Most Americans are not happy with the current federal tax system because they believe the wealthy are not paying their fair share.
A national survey by the Pew Research Center finds 64% of American adults feel that some corporations are not paying their fair share of taxes and that 61% feel the same about wealthy people.
This is the reason why the “tax-the-rich” plan is an appealing campaign promise for some candidates. But does it actually work?
Facing a budget deficit of $6.2 billion, Minnesota governor and billionaire Mark Dayton, whose grandfather built a department store empire that is today the Target Corporation, had a daunting task when he took office in 2011. Aside from inheriting a huge deficit, his new term also had to deal with a 7% unemployment rate left behind by predecessor, Tim Pawlenty.
Dayton put in place several drastic changes during his four-year term that would not only reverse the deficit but also create thousands of new jobs, according to Huffington Post.
He raised the state income tax on individuals earning over $150,000 and on couples earning over $250,000 from 7.85% to 9.85%. This initiative amounted to an additional $2.1 billion worth of collected taxes. This year, Minnesota tax collections are on track to total $42.3 billion.
Dayton then approved an increase to Minnesota’s minimum wage from $6.15 an hour to $9 an hour. It will be $9.50 an hour by 2018. He also pushed for legislation to guarantee equal pay for women.
Of course, his actions were met with opposition.
“The job creators, the big corporations, the small corporations, they will leave,” Republican state representative Mark Uglem warned. “It’s all dollars and cents to them.”
Just a year after Dayton’s tax increases went into effect, 6,230 more citizens filed in the top income tax bracket in 2013.

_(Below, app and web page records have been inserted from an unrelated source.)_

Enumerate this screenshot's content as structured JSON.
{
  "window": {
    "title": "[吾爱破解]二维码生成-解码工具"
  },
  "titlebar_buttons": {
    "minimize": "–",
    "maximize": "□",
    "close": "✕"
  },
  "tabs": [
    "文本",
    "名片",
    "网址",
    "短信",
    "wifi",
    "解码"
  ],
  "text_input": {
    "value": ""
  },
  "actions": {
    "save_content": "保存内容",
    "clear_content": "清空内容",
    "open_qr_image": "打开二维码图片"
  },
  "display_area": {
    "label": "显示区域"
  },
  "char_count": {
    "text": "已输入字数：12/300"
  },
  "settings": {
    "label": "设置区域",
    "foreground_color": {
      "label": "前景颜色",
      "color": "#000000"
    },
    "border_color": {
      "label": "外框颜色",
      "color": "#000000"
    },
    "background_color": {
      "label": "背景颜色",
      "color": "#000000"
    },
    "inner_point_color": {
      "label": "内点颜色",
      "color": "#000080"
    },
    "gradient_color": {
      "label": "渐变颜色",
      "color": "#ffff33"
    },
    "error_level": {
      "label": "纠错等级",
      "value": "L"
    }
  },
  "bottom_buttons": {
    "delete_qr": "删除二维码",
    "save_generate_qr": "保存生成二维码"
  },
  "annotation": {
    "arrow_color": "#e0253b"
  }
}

Gov. Dayton’s initiatives led to the creation of 172,000 new jobs to Minnesota’s economy in his first tenure as governor, allowing the city to have seventh lowest unemployment rate in the country at 3.5% as of Q4 of 2015, according to Business Insider. This is after Minnesota’s top income tax rate has become the fourth highest in the country. Minnesota’s Q2 2015 GDP growth rate of 4.5% was the 13th highest in the country.
The governor’s strategy to increase taxes on those who can afford it more has proven to be highly effective in turning the deficit into surplus. With the increased median income due to the higher minimum wage, the economic turnaround has been drastic. Having a $1 billion budget surplus in 2015, Gov. Dayton has committed to reinvest a huge chunk of that money into public schools. This year, the state has a surplus of $900 million.
Proving Dayton’s naysayers wrong, Gallup has ranked Minnesota’s economic confidence as highest in the nation for its second consecutive year. With Forbes placing Minnesota as the thirteenth best state for business and seventh best in economic climate, it seems taxing the rich may not be a bad idea after all.